Those are the current fundraising amount totals for Assembly Speaker Pro Tem Leland Yee, D-San Francisco/Daly City, and Republican nominee and marketing director Michael Skipakevich, the two major party candidates vying to take over Speier's District 8 seat.
Skipakevich — pronounced skip-ah-KAY-vich — is campaigning in a heavily Democratic district. He faces an additional barrier, however: He is 18 years old.
This particular 18-year-old, a San Francisco native who lives in South San Francisco, is deadly serious about the responsibilities of running for and holding public office.
Through the same man-on-the-street campaign style that saw him defeat Coastside activist and Republican Party-backed Oscar Braun — for whom he now works —in the primary with 12,200 votes to Braun’s 9,000, Skipakevich hopes to take a seat in Sacramento.
Currently, he’s visiting various city councils, community organizations and high school principals to increase his name recognition in the district on top of the community service work he already does.
He’s also developing a 90-second advertisement that he’ll post on his MySpace and YouTube pages. In the coming months, he’ll try and produce such an ad every week.
“I work with what I have and I use that to my utmost,” said Skipakevich, dressed in a blue pinstripe suit and sporting French cuffs.
Born Jan. 10, 1988 — roughly around the time Yee’s political career began — he is the younger of two brothers. Fluent in Ukrainian, Polish and Japanese, he has not graduated high school but took the California High School Proficiency Exam early because “I knew what I wanted to do,” he said.
He has taken classes with a focus on political science at the City College of San Francisco, but his main concern right now is defeating Yee.
“My responsibility is to represent the people who nominated me in the June primary,” said the current director of marketing for the online media company, Oscar Knows, Inc. “Politicians have forgotten what their job is and their job is to listen to the people and represent them.”
He stands for the traditional values of the Grand Old Party, such as not raising taxes, believing that the more money people keep in their own pockets the better.
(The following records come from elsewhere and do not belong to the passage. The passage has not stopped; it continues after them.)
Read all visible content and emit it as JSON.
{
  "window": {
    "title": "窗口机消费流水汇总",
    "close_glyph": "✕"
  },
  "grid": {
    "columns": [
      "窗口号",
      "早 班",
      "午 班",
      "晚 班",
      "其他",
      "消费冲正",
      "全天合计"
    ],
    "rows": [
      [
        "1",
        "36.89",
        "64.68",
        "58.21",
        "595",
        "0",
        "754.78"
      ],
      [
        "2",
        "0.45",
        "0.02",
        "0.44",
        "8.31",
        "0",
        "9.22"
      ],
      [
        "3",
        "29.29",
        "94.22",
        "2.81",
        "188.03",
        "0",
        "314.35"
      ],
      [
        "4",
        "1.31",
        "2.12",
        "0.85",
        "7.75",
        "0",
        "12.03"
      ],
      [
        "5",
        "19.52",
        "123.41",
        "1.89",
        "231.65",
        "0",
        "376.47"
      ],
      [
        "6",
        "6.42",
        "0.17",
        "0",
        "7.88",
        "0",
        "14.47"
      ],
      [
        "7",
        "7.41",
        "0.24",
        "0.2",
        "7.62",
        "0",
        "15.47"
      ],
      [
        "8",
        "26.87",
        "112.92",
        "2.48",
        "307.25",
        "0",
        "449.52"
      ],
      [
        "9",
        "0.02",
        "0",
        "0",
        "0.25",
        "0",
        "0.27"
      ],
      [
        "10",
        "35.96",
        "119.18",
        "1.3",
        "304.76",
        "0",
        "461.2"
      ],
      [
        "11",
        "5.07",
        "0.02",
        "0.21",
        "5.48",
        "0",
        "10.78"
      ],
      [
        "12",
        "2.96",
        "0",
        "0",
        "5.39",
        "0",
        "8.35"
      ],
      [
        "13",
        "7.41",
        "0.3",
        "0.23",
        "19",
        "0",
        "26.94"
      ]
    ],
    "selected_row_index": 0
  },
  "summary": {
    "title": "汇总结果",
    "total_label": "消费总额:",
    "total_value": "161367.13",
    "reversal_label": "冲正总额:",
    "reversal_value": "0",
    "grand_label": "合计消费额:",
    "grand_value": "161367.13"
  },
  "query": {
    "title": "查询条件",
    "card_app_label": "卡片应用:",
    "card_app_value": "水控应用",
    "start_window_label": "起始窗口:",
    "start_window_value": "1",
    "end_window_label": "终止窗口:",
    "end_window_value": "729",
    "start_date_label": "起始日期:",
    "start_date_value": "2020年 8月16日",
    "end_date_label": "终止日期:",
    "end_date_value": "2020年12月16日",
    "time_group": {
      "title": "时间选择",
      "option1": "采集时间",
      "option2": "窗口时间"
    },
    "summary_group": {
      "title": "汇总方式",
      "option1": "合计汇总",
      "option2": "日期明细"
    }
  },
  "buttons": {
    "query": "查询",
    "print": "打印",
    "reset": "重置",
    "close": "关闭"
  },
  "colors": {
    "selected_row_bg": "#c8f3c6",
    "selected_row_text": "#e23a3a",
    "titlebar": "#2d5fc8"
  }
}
He also trumpeted childhood education, specifically that of educating youngsters about sexual predators and what to do when harassed.
But when a candidate’s resume includes his election as student body vice president in the fourth grade, the question of “Why run for state Senate?” has to be asked. Skipakevich answers by saying matter-of-factly that he’s a concerned citizen and there’s an open seat.
“I’m not here to advance my political career. I’m here to represent these people,” he said.